Comb the records below for the string "true" and copy each line where it turns up.

※

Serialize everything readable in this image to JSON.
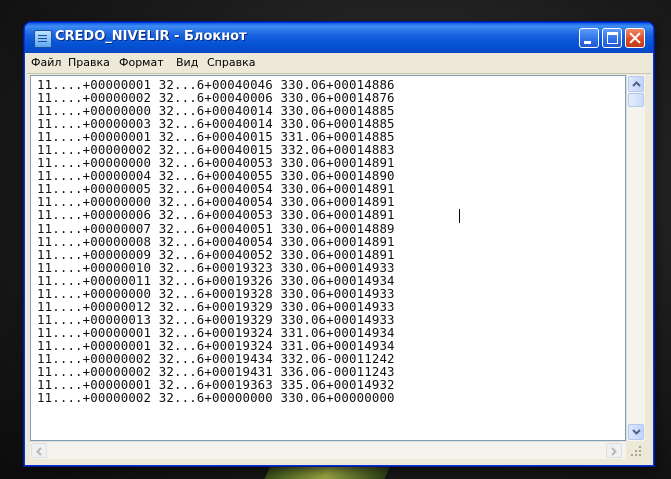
{
  "window": {
    "title": "CREDO_NIVELIR - Блокнот"
  },
  "menu": {
    "items": [
      "Файл",
      "Правка",
      "Формат",
      "Вид",
      "Справка"
    ]
  },
  "document": {
    "lines": [
      "11....+00000001 32...6+00040046 330.06+00014886",
      "11....+00000002 32...6+00040006 330.06+00014876",
      "11....+00000000 32...6+00040014 330.06+00014885",
      "11....+00000003 32...6+00040014 330.06+00014885",
      "11....+00000001 32...6+00040015 331.06+00014885",
      "11....+00000002 32...6+00040015 332.06+00014883",
      "11....+00000000 32...6+00040053 330.06+00014891",
      "11....+00000004 32...6+00040055 330.06+00014890",
      "11....+00000005 32...6+00040054 330.06+00014891",
      "11....+00000000 32...6+00040054 330.06+00014891",
      "11....+00000006 32...6+00040053 330.06+00014891",
      "11....+00000007 32...6+00040051 330.06+00014889",
      "11....+00000008 32...6+00040054 330.06+00014891",
      "11....+00000009 32...6+00040052 330.06+00014891",
      "11....+00000010 32...6+00019323 330.06+00014933",
      "11....+00000011 32...6+00019326 330.06+00014934",
      "11....+00000000 32...6+00019328 330.06+00014933",
      "11....+00000012 32...6+00019329 330.06+00014933",
      "11....+00000013 32...6+00019329 330.06+00014933",
      "11....+00000001 32...6+00019324 331.06+00014934",
      "11....+00000001 32...6+00019324 331.06+00014934",
      "11....+00000002 32...6+00019434 332.06-00011242",
      "11....+00000002 32...6+00019431 336.06-00011243",
      "11....+00000001 32...6+00019363 335.06+00014932",
      "11....+00000002 32...6+00000000 330.06+00000000"
    ]
  },
  "colors": {
    "titlebar": "#0553d6",
    "close_button": "#d84a22",
    "editor_background": "#ffffff",
    "text": "#111111"
  },
  "icons": {
    "app": "notepad-icon",
    "minimize": "minimize-icon",
    "maximize": "maximize-icon",
    "close": "close-icon"
  }
}
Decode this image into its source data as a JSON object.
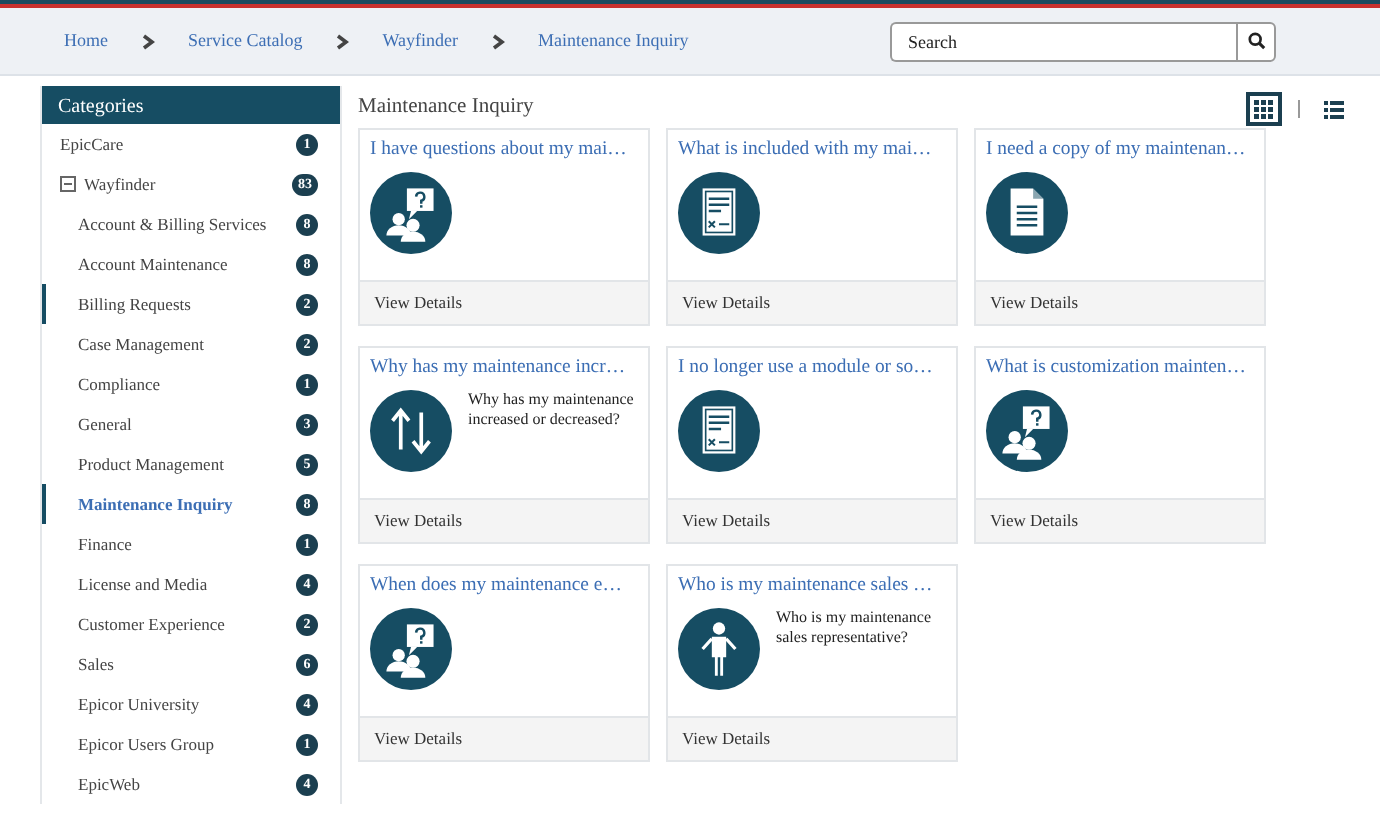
{
  "breadcrumb": [
    "Home",
    "Service Catalog",
    "Wayfinder",
    "Maintenance Inquiry"
  ],
  "search": {
    "placeholder": "Search"
  },
  "sidebar": {
    "title": "Categories",
    "items": [
      {
        "label": "EpicCare",
        "count": "1",
        "selected": false,
        "highlighted": false
      },
      {
        "label": "Wayfinder",
        "count": "83",
        "selected": false,
        "highlighted": false,
        "expanded": true,
        "children": [
          {
            "label": "Account & Billing Services",
            "count": "8",
            "selected": false,
            "highlighted": false
          },
          {
            "label": "Account Maintenance",
            "count": "8",
            "selected": false,
            "highlighted": false
          },
          {
            "label": "Billing Requests",
            "count": "2",
            "selected": false,
            "highlighted": true
          },
          {
            "label": "Case Management",
            "count": "2",
            "selected": false,
            "highlighted": false
          },
          {
            "label": "Compliance",
            "count": "1",
            "selected": false,
            "highlighted": false
          },
          {
            "label": "General",
            "count": "3",
            "selected": false,
            "highlighted": false
          },
          {
            "label": "Product Management",
            "count": "5",
            "selected": false,
            "highlighted": false
          },
          {
            "label": "Maintenance Inquiry",
            "count": "8",
            "selected": true,
            "highlighted": true
          },
          {
            "label": "Finance",
            "count": "1",
            "selected": false,
            "highlighted": false
          },
          {
            "label": "License and Media",
            "count": "4",
            "selected": false,
            "highlighted": false
          },
          {
            "label": "Customer Experience",
            "count": "2",
            "selected": false,
            "highlighted": false
          },
          {
            "label": "Sales",
            "count": "6",
            "selected": false,
            "highlighted": false
          },
          {
            "label": "Epicor University",
            "count": "4",
            "selected": false,
            "highlighted": false
          },
          {
            "label": "Epicor Users Group",
            "count": "1",
            "selected": false,
            "highlighted": false
          },
          {
            "label": "EpicWeb",
            "count": "4",
            "selected": false,
            "highlighted": false
          }
        ]
      }
    ]
  },
  "main": {
    "title": "Maintenance Inquiry",
    "view_modes": [
      {
        "kind": "grid",
        "selected": true
      },
      {
        "kind": "list",
        "selected": false
      }
    ],
    "cards": [
      {
        "title": "I have questions about my mai…",
        "kind": "question",
        "link": "View Details"
      },
      {
        "title": "What is included with my mai…",
        "kind": "form",
        "link": "View Details"
      },
      {
        "title": "I need a copy of my maintenan…",
        "kind": "document",
        "link": "View Details"
      },
      {
        "title": "Why has my maintenance incr…",
        "kind": "arrows",
        "description": "Why has my maintenance increased or decreased?",
        "link": "View Details"
      },
      {
        "title": "I no longer use a module or so…",
        "kind": "form",
        "link": "View Details"
      },
      {
        "title": "What is customization mainten…",
        "kind": "question",
        "link": "View Details"
      },
      {
        "title": "When does my maintenance e…",
        "kind": "question",
        "link": "View Details"
      },
      {
        "title": "Who is my maintenance sales …",
        "kind": "person",
        "description": "Who is my maintenance sales representative?",
        "link": "View Details"
      }
    ]
  }
}
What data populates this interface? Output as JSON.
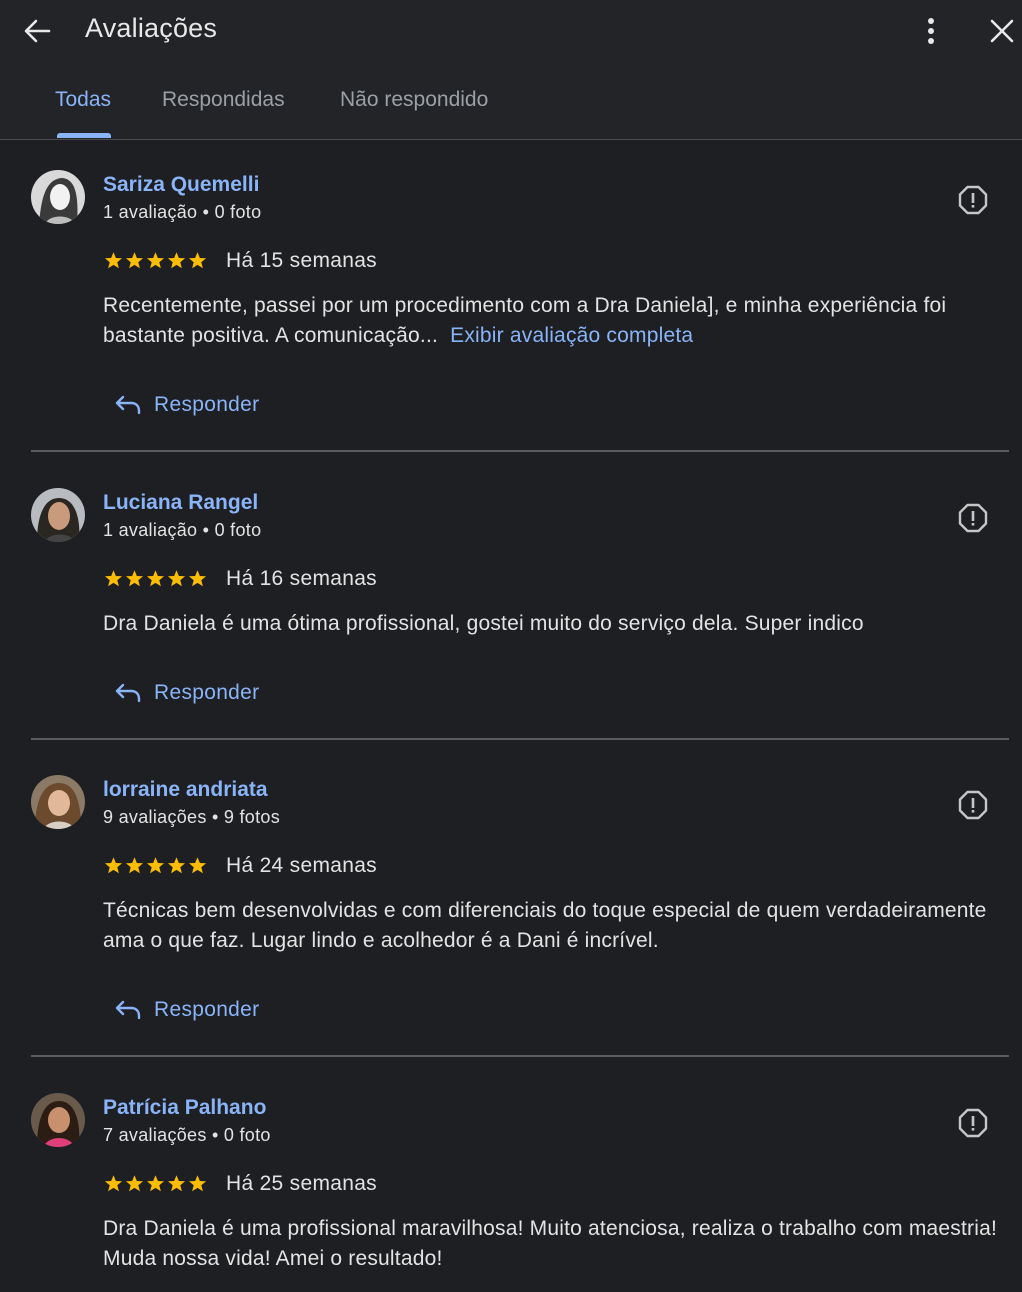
{
  "header": {
    "title": "Avaliações",
    "back_icon": "arrow-back-icon",
    "more_icon": "more-vert-icon",
    "close_icon": "close-icon"
  },
  "tabs": [
    {
      "label": "Todas",
      "active": true
    },
    {
      "label": "Respondidas",
      "active": false
    },
    {
      "label": "Não respondido",
      "active": false
    }
  ],
  "colors": {
    "background": "#1e1f23",
    "accent": "#8ab4f8",
    "star": "#fbbc04",
    "text": "#e3e3e3"
  },
  "reviews": [
    {
      "name": "Sariza Quemelli",
      "meta": "1 avaliação • 0 foto",
      "rating": 5,
      "when": "Há 15 semanas",
      "text": "Recentemente, passei por um procedimento com a Dra Daniela], e minha experiência foi bastante positiva. A comunicação...",
      "more_link": "Exibir avaliação completa",
      "reply_label": "Responder"
    },
    {
      "name": "Luciana Rangel",
      "meta": "1 avaliação • 0 foto",
      "rating": 5,
      "when": "Há 16 semanas",
      "text": "Dra Daniela é uma ótima profissional, gostei muito do serviço dela. Super indico",
      "reply_label": "Responder"
    },
    {
      "name": "lorraine andriata",
      "meta": "9 avaliações • 9 fotos",
      "rating": 5,
      "when": "Há 24 semanas",
      "text": "Técnicas bem desenvolvidas e com diferenciais do toque especial de quem verdadeiramente ama o que faz. Lugar lindo e acolhedor é a Dani é incrível.",
      "reply_label": "Responder"
    },
    {
      "name": "Patrícia Palhano",
      "meta": "7 avaliações • 0 foto",
      "rating": 5,
      "when": "Há 25 semanas",
      "text": "Dra Daniela é uma profissional maravilhosa! Muito atenciosa, realiza o trabalho com maestria! Muda nossa vida! Amei o resultado!"
    }
  ]
}
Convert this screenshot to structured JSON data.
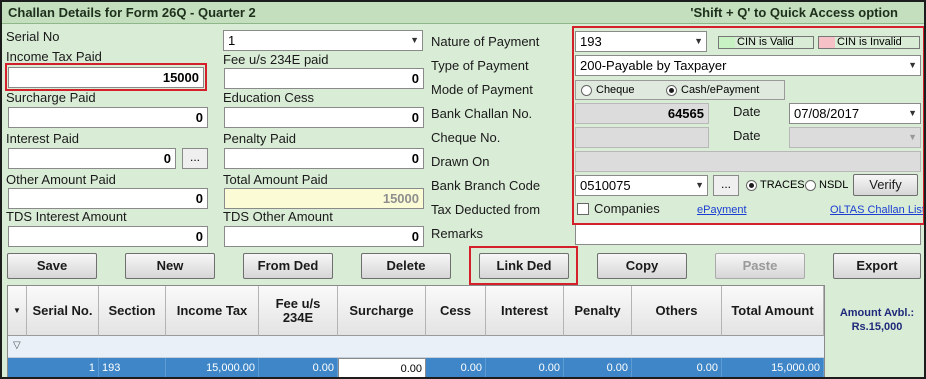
{
  "window": {
    "title": "Challan Details for Form 26Q - Quarter 2",
    "shortcut_hint": "'Shift + Q' to Quick Access option"
  },
  "left_form": {
    "serial_no_label": "Serial No",
    "serial_no_value": "1",
    "income_tax_label": "Income Tax Paid",
    "income_tax_value": "15000",
    "fee_label": "Fee u/s 234E paid",
    "fee_value": "0",
    "surcharge_label": "Surcharge Paid",
    "surcharge_value": "0",
    "education_cess_label": "Education Cess",
    "education_cess_value": "0",
    "interest_label": "Interest Paid",
    "interest_value": "0",
    "penalty_label": "Penalty Paid",
    "penalty_value": "0",
    "other_amount_label": "Other Amount Paid",
    "other_amount_value": "0",
    "total_amount_label": "Total Amount Paid",
    "total_amount_value": "15000",
    "tds_interest_label": "TDS Interest Amount",
    "tds_interest_value": "0",
    "tds_other_label": "TDS Other Amount",
    "tds_other_value": "0",
    "ellipsis": "..."
  },
  "right_form": {
    "nature_label": "Nature of Payment",
    "nature_value": "193",
    "type_label": "Type of Payment",
    "type_value": "200-Payable by Taxpayer",
    "mode_label": "Mode of Payment",
    "mode_cheque": "Cheque",
    "mode_cash": "Cash/ePayment",
    "bank_challan_label": "Bank Challan No.",
    "bank_challan_value": "64565",
    "date_label": "Date",
    "date_value": "07/08/2017",
    "cheque_label": "Cheque No.",
    "cheque_value": "",
    "date2_label": "Date",
    "date2_value": "",
    "drawn_on_label": "Drawn On",
    "drawn_on_value": "",
    "branch_label": "Bank Branch Code",
    "branch_value": "0510075",
    "traces_label": "TRACES",
    "nsdl_label": "NSDL",
    "verify_label": "Verify",
    "tax_deducted_label": "Tax Deducted from",
    "companies_label": "Companies",
    "epayment_link": "ePayment",
    "oltas_link": "OLTAS Challan List",
    "remarks_label": "Remarks",
    "remarks_value": "",
    "cin_valid": "CIN is Valid",
    "cin_invalid": "CIN is Invalid",
    "ellipsis": "..."
  },
  "colors": {
    "cin_valid": "#c9f2c4",
    "cin_invalid": "#f6c2c7",
    "highlight_box": "#d4202a",
    "selected_row": "#3e86c7"
  },
  "toolbar": {
    "save": "Save",
    "new": "New",
    "from_ded": "From Ded",
    "delete": "Delete",
    "link_ded": "Link Ded",
    "copy": "Copy",
    "paste": "Paste",
    "export": "Export"
  },
  "grid": {
    "headers": {
      "serial": "Serial No.",
      "section": "Section",
      "income_tax": "Income Tax",
      "fee": "Fee u/s 234E",
      "surcharge": "Surcharge",
      "cess": "Cess",
      "interest": "Interest",
      "penalty": "Penalty",
      "others": "Others",
      "total": "Total Amount"
    },
    "row": {
      "serial": "1",
      "section": "193",
      "income_tax": "15,000.00",
      "fee": "0.00",
      "surcharge": "0.00",
      "cess": "0.00",
      "interest": "0.00",
      "penalty": "0.00",
      "others": "0.00",
      "total": "15,000.00"
    }
  },
  "amount_available": {
    "label": "Amount Avbl.:",
    "value": "Rs.15,000"
  }
}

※

- **ANSWER TO THIS EXERCISE**:
        "expanded": true,
            "highlighted": true
            "selected": true,
            "highlighted": true
        "selected": true
      "active": true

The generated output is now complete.